> _PROBLEM DETAILS_:
Scan the following material for the string "Баннер" and copy each line in which it appears.
☆ ☆ ☆ ☆
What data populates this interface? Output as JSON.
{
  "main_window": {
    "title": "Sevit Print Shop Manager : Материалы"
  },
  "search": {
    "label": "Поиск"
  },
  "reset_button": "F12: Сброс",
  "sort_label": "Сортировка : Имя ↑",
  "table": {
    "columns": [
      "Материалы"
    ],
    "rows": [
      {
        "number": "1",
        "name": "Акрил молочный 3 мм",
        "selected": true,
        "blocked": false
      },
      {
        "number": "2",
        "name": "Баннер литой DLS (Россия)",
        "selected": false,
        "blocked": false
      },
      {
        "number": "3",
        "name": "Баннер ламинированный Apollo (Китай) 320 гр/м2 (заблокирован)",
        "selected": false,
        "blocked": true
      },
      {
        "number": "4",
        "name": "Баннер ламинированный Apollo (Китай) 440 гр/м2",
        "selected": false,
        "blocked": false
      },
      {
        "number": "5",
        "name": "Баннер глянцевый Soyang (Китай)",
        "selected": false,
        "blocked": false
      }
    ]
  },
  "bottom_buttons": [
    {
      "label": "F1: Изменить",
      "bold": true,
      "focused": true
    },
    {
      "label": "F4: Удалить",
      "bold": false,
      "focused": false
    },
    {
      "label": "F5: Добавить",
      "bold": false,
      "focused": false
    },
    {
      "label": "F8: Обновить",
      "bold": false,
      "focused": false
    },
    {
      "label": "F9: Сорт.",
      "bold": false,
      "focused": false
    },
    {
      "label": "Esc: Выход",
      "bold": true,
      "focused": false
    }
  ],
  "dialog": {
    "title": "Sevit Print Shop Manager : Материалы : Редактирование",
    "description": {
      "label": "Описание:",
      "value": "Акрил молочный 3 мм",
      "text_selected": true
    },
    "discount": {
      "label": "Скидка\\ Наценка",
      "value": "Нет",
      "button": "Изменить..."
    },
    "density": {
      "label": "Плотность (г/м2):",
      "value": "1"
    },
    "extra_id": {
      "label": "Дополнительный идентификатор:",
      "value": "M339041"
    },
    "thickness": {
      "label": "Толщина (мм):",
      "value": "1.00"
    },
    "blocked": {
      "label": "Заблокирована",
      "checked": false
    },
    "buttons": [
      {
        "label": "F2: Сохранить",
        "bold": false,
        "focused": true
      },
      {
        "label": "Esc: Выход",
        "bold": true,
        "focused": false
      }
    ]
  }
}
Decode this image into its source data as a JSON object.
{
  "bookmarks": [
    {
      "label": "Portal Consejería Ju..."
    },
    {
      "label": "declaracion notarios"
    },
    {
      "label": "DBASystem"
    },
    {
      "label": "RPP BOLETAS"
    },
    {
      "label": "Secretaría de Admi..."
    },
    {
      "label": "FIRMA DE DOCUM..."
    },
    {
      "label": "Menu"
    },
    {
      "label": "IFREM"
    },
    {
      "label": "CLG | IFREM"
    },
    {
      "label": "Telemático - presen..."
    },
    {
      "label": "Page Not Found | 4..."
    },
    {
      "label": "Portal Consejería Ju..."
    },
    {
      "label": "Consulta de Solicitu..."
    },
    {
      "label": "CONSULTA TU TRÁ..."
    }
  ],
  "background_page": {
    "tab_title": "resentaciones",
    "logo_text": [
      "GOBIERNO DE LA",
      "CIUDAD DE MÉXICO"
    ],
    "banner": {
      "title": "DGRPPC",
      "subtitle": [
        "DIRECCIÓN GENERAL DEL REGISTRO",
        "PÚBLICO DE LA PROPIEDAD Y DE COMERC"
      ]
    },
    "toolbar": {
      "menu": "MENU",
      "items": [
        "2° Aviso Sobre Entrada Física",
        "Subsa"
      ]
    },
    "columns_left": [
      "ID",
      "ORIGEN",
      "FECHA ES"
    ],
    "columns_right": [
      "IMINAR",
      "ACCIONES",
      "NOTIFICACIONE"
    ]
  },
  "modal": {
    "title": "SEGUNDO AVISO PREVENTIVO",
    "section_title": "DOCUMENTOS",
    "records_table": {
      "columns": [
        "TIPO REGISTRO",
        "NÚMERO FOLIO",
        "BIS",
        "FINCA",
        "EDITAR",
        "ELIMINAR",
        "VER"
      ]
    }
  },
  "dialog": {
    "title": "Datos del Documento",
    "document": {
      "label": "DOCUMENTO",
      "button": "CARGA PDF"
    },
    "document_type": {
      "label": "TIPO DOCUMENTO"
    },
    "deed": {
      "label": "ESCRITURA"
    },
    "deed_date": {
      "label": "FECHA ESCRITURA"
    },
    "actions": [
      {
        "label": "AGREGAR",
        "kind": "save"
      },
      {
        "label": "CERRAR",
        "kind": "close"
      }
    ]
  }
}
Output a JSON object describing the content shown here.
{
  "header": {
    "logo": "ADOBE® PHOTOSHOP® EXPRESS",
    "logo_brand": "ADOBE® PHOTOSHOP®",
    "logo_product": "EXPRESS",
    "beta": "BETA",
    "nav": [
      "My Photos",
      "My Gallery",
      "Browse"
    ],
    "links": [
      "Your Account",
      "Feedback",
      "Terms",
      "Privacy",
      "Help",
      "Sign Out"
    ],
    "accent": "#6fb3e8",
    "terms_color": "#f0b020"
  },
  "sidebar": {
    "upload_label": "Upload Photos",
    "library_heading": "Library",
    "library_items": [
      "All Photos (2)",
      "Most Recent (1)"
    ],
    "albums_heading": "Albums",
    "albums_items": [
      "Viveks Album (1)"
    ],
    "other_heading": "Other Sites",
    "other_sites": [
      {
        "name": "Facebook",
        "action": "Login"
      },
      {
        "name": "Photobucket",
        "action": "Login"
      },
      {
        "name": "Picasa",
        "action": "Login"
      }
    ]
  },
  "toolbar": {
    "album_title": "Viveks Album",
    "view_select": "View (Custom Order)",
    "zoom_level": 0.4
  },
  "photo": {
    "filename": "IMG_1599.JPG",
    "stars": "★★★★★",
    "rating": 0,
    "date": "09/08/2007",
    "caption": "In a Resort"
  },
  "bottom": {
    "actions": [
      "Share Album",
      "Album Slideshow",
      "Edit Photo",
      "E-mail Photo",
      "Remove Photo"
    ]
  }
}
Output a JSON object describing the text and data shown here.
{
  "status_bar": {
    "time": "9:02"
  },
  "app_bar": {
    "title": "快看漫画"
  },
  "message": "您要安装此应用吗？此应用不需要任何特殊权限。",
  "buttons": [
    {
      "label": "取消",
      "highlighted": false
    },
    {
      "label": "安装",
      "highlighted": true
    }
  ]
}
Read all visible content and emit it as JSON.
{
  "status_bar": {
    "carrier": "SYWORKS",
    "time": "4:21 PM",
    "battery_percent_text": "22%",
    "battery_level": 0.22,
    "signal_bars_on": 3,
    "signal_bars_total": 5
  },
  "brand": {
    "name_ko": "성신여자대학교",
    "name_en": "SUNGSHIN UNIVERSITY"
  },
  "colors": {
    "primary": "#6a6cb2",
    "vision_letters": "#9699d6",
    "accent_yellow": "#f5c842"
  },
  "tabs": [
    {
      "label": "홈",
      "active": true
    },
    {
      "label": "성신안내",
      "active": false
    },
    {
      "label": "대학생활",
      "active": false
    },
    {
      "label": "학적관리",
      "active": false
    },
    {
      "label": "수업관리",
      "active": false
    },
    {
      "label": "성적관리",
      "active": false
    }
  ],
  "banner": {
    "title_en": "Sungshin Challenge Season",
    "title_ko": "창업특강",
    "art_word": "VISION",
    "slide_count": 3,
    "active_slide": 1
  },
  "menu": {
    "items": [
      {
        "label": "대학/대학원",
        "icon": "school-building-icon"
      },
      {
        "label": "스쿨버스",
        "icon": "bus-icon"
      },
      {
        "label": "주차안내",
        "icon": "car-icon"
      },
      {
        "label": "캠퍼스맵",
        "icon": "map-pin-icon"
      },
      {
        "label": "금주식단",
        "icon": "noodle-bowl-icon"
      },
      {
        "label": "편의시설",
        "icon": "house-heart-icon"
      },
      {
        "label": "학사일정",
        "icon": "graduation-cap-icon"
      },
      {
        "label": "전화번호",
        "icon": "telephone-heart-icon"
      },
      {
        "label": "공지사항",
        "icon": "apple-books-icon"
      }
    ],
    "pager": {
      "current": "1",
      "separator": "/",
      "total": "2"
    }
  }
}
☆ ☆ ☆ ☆
> _FINAL ANSWER_:
        "name": "Баннер литой DLS (Россия)",
        "name": "Баннер ламинированный Apollo (Китай) 320 гр/м2 (заблокирован)",
        "name": "Баннер ламинированный Apollo (Китай) 440 гр/м2",
        "name": "Баннер глянцевый Soyang (Китай)",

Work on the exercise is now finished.